High time for a HiFi garage system?
You hear music with a boombox, but you listen to music with a high fidelity (HiFi) audio system. But let’s be clear, this isn’t elitist snobbery: the sheer volume of cheap electronics on the market ensures folks shall trash their old audio the moment it lacks a new feature. This means there’s a glut of perfectly serviceable 10-40(ish) year old HiFi audio systems whose only sin is not having HDMI inputs, 4k pass-throughs, or Bluetooth whatnots.
But they still sound wonderful in your garage, so save someone’s former glory from the scrap heap! And brace yourself, now it’s gonna get somewhat technical and colossally dorky.
As someone who loves tinkering but hates the loudness war’s devastating effect on fidelity, my latest HiFi garage system hails from a time when the widespread implementation of transistorized amplification met with the tunability of standalone graphic equalization.
Indeed, the bits that make the boom are from the early 1980s and late 1970s. I was dumbfounded by the overall quality of my acquisition from a friend’s estate: Radio Shack’s “Realistic” SA-150 desktop amplifier and graphic equalizer. Even with a minuscule 1.8 watts per channel(!!!) it was maxing out the included Realistic Minimus 0.3 speakers, but reproduced mid/high frequencies with shocking clarity at lower volumes.
It was a night and day difference over my garage’s first radio, a decent Sony boombox from the early 2000s. And it even blew the doors off the last (Walmart worthy) surround sound amplifier rescued from my neighbor’s curbside trash pile. When I found a set of the larger Realistic Minimus 0.7s ($7, thrift store) to handle the power in series with the 0.3s, the motivation to build a low budget HiFi garage system was high!
I grabbed a Realistic Tape Control Center (the black box) from my father’s collection of formerly-loved audio equipment to get serious: multiple data sources now route to the equalizer, amplifier, etc. I purchased the matching AM/FM tuner ($20, eBay) and assembled everything else before it arrived.

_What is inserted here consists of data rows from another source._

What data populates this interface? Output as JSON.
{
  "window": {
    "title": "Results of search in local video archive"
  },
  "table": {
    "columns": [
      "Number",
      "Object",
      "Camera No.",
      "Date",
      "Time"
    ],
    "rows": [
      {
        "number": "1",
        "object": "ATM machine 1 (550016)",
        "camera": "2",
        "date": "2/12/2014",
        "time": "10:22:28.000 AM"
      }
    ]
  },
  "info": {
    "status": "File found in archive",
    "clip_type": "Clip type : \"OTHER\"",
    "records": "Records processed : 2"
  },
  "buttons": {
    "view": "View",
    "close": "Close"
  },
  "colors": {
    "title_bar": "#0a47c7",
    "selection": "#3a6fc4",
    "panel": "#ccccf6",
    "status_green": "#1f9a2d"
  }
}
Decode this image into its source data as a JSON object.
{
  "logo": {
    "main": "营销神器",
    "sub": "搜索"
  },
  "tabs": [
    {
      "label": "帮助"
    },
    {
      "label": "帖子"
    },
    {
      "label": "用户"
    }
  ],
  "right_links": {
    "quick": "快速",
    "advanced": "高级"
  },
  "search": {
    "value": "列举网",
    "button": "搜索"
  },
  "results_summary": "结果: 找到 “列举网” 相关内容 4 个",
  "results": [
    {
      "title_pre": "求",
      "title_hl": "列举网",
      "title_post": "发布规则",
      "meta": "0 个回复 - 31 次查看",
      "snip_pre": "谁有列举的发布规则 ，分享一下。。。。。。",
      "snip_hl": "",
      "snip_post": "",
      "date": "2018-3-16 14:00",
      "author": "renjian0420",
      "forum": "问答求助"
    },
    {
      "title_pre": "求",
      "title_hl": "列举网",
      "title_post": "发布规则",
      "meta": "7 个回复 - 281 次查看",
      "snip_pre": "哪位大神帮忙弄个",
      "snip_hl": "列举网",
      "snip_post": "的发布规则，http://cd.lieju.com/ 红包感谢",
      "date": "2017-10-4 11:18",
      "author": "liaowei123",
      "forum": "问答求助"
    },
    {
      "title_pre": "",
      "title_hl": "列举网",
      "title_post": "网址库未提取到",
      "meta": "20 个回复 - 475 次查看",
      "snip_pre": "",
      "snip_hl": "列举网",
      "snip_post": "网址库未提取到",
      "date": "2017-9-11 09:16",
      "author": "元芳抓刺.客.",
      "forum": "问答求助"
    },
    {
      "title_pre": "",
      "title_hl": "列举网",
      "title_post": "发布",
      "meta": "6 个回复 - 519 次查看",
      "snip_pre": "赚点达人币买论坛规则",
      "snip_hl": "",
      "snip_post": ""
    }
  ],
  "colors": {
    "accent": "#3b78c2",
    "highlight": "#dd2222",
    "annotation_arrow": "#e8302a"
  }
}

Both the DVD player and 8″ Infinity subwoofer (curbside trash find) were free, proving my point that people have no value for depreciated equipment. The former plays CDs with precision, while the latter fills the garage with funk (and phonk) thanks to the “tape out” RCA jacks on the amplifier.
When perched atop my (flimsy plastic, but free) shelf, the original Minimus 0.3 speakers project warm and clear textures to every corner of the garage. Nice.
While I’m not a big fan of streaming audio (unless I win the lottery) it’s great to drop your phone in the tool cart, connect a heavy-duty AUX cord ($10) and grab the tool needed for the job at hand. Added bonus: when the phone rings, there’s no chance you’re gonna miss it.
Here’s the deal: while older isn’t necessarily better, discarded audio is often higher quality than the latest turn-key, technology-laden surround sound system. Remember that cost engineering isn’t unique to airbag-laden $18,000 cars, you will lose sound quality as you gain technology features.
Perhaps that’s why my newest HiFi garage setup (from Radio Shack of all places!) is actually my oldest. And will likely be my last: it’s compact, versatile, sonically competent, and set me back less than any of my previous dinners with randos on Bumble. Which makes that HiFi sound even sweeter.